» **WHAT NEEDS TO BE DONE**:
Within the entries below, find each line containing the word "true" and copy it.

App and web page records
- - - - -

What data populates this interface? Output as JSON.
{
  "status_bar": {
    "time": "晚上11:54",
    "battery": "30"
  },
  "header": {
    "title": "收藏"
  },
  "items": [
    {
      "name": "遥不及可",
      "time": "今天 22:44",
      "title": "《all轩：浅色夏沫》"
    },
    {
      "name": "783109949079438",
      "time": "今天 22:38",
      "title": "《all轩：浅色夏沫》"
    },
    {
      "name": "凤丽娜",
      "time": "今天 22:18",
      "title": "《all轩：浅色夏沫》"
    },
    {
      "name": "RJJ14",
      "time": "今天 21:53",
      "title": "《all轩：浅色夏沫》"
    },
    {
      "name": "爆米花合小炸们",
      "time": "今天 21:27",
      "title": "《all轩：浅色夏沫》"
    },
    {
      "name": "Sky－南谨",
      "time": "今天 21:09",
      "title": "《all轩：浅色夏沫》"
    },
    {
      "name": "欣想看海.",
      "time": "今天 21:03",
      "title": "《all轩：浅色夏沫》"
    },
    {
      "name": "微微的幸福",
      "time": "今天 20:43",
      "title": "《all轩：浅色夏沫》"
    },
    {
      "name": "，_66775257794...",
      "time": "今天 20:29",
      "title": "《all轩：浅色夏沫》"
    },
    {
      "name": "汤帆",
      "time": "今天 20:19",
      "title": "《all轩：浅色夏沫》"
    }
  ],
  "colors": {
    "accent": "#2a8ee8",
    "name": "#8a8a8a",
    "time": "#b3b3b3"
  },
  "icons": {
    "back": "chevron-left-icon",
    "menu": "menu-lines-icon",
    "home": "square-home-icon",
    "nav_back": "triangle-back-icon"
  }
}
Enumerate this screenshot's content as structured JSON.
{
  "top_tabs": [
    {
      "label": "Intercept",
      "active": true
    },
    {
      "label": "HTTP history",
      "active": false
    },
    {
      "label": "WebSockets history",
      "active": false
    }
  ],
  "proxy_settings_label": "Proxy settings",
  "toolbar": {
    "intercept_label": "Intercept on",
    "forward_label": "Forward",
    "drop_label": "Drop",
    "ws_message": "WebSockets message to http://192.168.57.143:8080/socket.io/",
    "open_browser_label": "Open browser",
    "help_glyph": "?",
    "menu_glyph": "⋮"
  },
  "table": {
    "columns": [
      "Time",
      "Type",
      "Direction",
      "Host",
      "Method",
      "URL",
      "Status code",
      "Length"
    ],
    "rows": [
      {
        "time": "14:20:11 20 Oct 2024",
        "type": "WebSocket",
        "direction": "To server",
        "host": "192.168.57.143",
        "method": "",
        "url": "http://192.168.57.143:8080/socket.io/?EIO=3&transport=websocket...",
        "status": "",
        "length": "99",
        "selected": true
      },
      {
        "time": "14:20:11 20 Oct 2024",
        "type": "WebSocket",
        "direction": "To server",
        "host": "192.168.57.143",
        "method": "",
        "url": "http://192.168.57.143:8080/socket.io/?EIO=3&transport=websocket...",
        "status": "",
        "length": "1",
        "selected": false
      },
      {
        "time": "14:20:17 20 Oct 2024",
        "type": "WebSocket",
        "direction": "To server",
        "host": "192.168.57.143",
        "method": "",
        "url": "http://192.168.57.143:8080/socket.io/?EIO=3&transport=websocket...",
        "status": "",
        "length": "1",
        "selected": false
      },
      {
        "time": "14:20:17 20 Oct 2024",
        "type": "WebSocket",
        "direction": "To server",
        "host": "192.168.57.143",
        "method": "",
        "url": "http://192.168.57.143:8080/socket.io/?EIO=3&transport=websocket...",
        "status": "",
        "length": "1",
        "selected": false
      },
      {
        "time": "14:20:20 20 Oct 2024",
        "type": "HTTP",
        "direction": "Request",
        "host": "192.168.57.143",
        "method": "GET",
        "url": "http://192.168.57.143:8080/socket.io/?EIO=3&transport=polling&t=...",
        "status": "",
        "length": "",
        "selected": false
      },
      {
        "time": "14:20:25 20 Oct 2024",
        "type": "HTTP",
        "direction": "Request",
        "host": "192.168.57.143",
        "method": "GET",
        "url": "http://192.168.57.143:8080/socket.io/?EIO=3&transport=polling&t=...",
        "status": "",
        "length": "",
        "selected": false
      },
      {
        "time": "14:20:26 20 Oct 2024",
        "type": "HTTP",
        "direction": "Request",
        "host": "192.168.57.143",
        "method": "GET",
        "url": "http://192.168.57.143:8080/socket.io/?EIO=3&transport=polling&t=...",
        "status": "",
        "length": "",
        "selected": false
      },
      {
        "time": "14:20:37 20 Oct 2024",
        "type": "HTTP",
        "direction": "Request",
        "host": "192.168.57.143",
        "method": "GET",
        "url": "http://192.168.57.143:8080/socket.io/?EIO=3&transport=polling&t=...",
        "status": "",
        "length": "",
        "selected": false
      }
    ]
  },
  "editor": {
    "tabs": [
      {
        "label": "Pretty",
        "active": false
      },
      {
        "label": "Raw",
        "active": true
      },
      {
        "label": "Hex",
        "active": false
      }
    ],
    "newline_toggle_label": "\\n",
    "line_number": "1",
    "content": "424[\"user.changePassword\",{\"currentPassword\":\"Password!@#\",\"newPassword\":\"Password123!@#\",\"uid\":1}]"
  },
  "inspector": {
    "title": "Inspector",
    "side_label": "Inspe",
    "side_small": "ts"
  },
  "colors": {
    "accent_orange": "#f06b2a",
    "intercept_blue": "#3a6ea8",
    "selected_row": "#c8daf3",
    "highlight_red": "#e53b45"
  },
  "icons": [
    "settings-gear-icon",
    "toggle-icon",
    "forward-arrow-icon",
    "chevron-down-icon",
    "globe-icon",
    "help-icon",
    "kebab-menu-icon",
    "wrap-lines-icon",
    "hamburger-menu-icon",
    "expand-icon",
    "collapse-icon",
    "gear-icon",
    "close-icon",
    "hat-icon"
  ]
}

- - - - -

» **RESPONSE**:
      "active": true
        "selected": true
        "active": true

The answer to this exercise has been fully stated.